#### RECORDS SHOWN
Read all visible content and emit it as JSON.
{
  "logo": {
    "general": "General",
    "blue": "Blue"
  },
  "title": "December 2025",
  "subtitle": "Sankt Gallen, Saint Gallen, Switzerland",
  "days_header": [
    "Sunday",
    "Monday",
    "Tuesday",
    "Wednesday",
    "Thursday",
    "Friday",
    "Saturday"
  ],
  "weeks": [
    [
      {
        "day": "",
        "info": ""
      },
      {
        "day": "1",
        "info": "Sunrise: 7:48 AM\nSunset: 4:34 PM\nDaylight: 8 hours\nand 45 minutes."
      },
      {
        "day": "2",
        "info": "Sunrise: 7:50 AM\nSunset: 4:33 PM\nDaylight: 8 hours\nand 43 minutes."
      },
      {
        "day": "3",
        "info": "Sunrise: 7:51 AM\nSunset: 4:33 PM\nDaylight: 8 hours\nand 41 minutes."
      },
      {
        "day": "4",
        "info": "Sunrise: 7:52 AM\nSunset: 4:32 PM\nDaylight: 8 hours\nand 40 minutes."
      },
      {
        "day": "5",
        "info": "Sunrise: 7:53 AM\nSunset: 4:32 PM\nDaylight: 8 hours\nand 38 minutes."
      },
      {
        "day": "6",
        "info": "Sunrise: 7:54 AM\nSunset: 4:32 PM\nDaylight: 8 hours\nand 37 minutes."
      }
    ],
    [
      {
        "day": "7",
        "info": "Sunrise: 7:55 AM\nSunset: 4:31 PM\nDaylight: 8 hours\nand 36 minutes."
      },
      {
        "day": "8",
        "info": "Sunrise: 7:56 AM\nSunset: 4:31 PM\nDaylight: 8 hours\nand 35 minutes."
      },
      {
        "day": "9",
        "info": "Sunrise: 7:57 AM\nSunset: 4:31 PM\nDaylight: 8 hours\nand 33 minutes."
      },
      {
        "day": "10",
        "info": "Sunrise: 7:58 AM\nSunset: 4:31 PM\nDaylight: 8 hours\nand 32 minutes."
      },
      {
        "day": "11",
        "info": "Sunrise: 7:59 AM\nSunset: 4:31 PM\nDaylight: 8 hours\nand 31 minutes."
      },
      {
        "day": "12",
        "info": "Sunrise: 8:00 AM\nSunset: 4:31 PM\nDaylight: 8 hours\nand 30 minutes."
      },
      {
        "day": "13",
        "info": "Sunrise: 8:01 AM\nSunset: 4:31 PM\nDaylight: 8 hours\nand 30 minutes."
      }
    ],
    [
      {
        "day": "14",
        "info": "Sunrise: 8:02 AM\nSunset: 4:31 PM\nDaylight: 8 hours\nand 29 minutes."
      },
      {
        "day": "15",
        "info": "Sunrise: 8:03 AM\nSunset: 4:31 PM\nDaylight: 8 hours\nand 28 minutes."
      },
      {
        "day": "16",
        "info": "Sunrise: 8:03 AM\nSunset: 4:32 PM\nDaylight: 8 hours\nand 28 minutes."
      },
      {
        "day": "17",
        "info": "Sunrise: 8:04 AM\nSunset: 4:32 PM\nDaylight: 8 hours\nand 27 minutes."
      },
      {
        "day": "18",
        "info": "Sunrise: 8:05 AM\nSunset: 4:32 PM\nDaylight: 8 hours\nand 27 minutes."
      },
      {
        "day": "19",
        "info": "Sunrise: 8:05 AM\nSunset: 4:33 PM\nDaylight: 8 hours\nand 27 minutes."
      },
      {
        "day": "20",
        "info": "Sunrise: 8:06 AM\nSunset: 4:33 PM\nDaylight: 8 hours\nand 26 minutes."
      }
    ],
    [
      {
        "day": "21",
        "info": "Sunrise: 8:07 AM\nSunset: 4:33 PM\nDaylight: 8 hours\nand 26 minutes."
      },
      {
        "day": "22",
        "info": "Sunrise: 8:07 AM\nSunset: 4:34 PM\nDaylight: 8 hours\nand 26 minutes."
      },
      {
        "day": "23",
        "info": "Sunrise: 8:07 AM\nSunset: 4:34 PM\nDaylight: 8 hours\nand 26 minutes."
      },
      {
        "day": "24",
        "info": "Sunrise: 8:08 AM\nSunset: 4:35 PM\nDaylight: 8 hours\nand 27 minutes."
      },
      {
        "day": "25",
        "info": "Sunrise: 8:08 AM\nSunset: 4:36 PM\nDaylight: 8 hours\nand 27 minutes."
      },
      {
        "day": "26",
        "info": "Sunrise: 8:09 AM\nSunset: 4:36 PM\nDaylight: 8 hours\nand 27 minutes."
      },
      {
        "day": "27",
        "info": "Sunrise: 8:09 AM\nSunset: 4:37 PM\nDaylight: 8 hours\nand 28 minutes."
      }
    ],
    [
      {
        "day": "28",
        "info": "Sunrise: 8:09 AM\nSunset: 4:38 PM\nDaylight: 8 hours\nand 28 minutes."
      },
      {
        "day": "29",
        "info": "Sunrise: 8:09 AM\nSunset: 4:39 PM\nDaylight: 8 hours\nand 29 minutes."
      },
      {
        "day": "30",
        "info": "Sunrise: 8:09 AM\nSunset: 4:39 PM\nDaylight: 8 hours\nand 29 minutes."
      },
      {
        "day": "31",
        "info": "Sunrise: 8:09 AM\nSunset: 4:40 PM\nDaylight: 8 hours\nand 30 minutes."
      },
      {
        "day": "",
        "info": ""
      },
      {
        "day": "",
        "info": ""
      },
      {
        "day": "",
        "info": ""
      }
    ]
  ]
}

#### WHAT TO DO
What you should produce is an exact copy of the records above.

#### OUTPUT FOR THIS EXERCISE
Read all visible content and emit it as JSON.
{
  "logo": {
    "general": "General",
    "blue": "Blue"
  },
  "title": "December 2025",
  "subtitle": "Sankt Gallen, Saint Gallen, Switzerland",
  "days_header": [
    "Sunday",
    "Monday",
    "Tuesday",
    "Wednesday",
    "Thursday",
    "Friday",
    "Saturday"
  ],
  "weeks": [
    [
      {
        "day": "",
        "info": ""
      },
      {
        "day": "1",
        "info": "Sunrise: 7:48 AM\nSunset: 4:34 PM\nDaylight: 8 hours\nand 45 minutes."
      },
      {
        "day": "2",
        "info": "Sunrise: 7:50 AM\nSunset: 4:33 PM\nDaylight: 8 hours\nand 43 minutes."
      },
      {
        "day": "3",
        "info": "Sunrise: 7:51 AM\nSunset: 4:33 PM\nDaylight: 8 hours\nand 41 minutes."
      },
      {
        "day": "4",
        "info": "Sunrise: 7:52 AM\nSunset: 4:32 PM\nDaylight: 8 hours\nand 40 minutes."
      },
      {
        "day": "5",
        "info": "Sunrise: 7:53 AM\nSunset: 4:32 PM\nDaylight: 8 hours\nand 38 minutes."
      },
      {
        "day": "6",
        "info": "Sunrise: 7:54 AM\nSunset: 4:32 PM\nDaylight: 8 hours\nand 37 minutes."
      }
    ],
    [
      {
        "day": "7",
        "info": "Sunrise: 7:55 AM\nSunset: 4:31 PM\nDaylight: 8 hours\nand 36 minutes."
      },
      {
        "day": "8",
        "info": "Sunrise: 7:56 AM\nSunset: 4:31 PM\nDaylight: 8 hours\nand 35 minutes."
      },
      {
        "day": "9",
        "info": "Sunrise: 7:57 AM\nSunset: 4:31 PM\nDaylight: 8 hours\nand 33 minutes."
      },
      {
        "day": "10",
        "info": "Sunrise: 7:58 AM\nSunset: 4:31 PM\nDaylight: 8 hours\nand 32 minutes."
      },
      {
        "day": "11",
        "info": "Sunrise: 7:59 AM\nSunset: 4:31 PM\nDaylight: 8 hours\nand 31 minutes."
      },
      {
        "day": "12",
        "info": "Sunrise: 8:00 AM\nSunset: 4:31 PM\nDaylight: 8 hours\nand 30 minutes."
      },
      {
        "day": "13",
        "info": "Sunrise: 8:01 AM\nSunset: 4:31 PM\nDaylight: 8 hours\nand 30 minutes."
      }
    ],
    [
      {
        "day": "14",
        "info": "Sunrise: 8:02 AM\nSunset: 4:31 PM\nDaylight: 8 hours\nand 29 minutes."
      },
      {
        "day": "15",
        "info": "Sunrise: 8:03 AM\nSunset: 4:31 PM\nDaylight: 8 hours\nand 28 minutes."
      },
      {
        "day": "16",
        "info": "Sunrise: 8:03 AM\nSunset: 4:32 PM\nDaylight: 8 hours\nand 28 minutes."
      },
      {
        "day": "17",
        "info": "Sunrise: 8:04 AM\nSunset: 4:32 PM\nDaylight: 8 hours\nand 27 minutes."
      },
      {
        "day": "18",
        "info": "Sunrise: 8:05 AM\nSunset: 4:32 PM\nDaylight: 8 hours\nand 27 minutes."
      },
      {
        "day": "19",
        "info": "Sunrise: 8:05 AM\nSunset: 4:33 PM\nDaylight: 8 hours\nand 27 minutes."
      },
      {
        "day": "20",
        "info": "Sunrise: 8:06 AM\nSunset: 4:33 PM\nDaylight: 8 hours\nand 26 minutes."
      }
    ],
    [
      {
        "day": "21",
        "info": "Sunrise: 8:07 AM\nSunset: 4:33 PM\nDaylight: 8 hours\nand 26 minutes."
      },
      {
        "day": "22",
        "info": "Sunrise: 8:07 AM\nSunset: 4:34 PM\nDaylight: 8 hours\nand 26 minutes."
      },
      {
        "day": "23",
        "info": "Sunrise: 8:07 AM\nSunset: 4:34 PM\nDaylight: 8 hours\nand 26 minutes."
      },
      {
        "day": "24",
        "info": "Sunrise: 8:08 AM\nSunset: 4:35 PM\nDaylight: 8 hours\nand 27 minutes."
      },
      {
        "day": "25",
        "info": "Sunrise: 8:08 AM\nSunset: 4:36 PM\nDaylight: 8 hours\nand 27 minutes."
      },
      {
        "day": "26",
        "info": "Sunrise: 8:09 AM\nSunset: 4:36 PM\nDaylight: 8 hours\nand 27 minutes."
      },
      {
        "day": "27",
        "info": "Sunrise: 8:09 AM\nSunset: 4:37 PM\nDaylight: 8 hours\nand 28 minutes."
      }
    ],
    [
      {
        "day": "28",
        "info": "Sunrise: 8:09 AM\nSunset: 4:38 PM\nDaylight: 8 hours\nand 28 minutes."
      },
      {
        "day": "29",
        "info": "Sunrise: 8:09 AM\nSunset: 4:39 PM\nDaylight: 8 hours\nand 29 minutes."
      },
      {
        "day": "30",
        "info": "Sunrise: 8:09 AM\nSunset: 4:39 PM\nDaylight: 8 hours\nand 29 minutes."
      },
      {
        "day": "31",
        "info": "Sunrise: 8:09 AM\nSunset: 4:40 PM\nDaylight: 8 hours\nand 30 minutes."
      },
      {
        "day": "",
        "info": ""
      },
      {
        "day": "",
        "info": ""
      },
      {
        "day": "",
        "info": ""
      }
    ]
  ]
}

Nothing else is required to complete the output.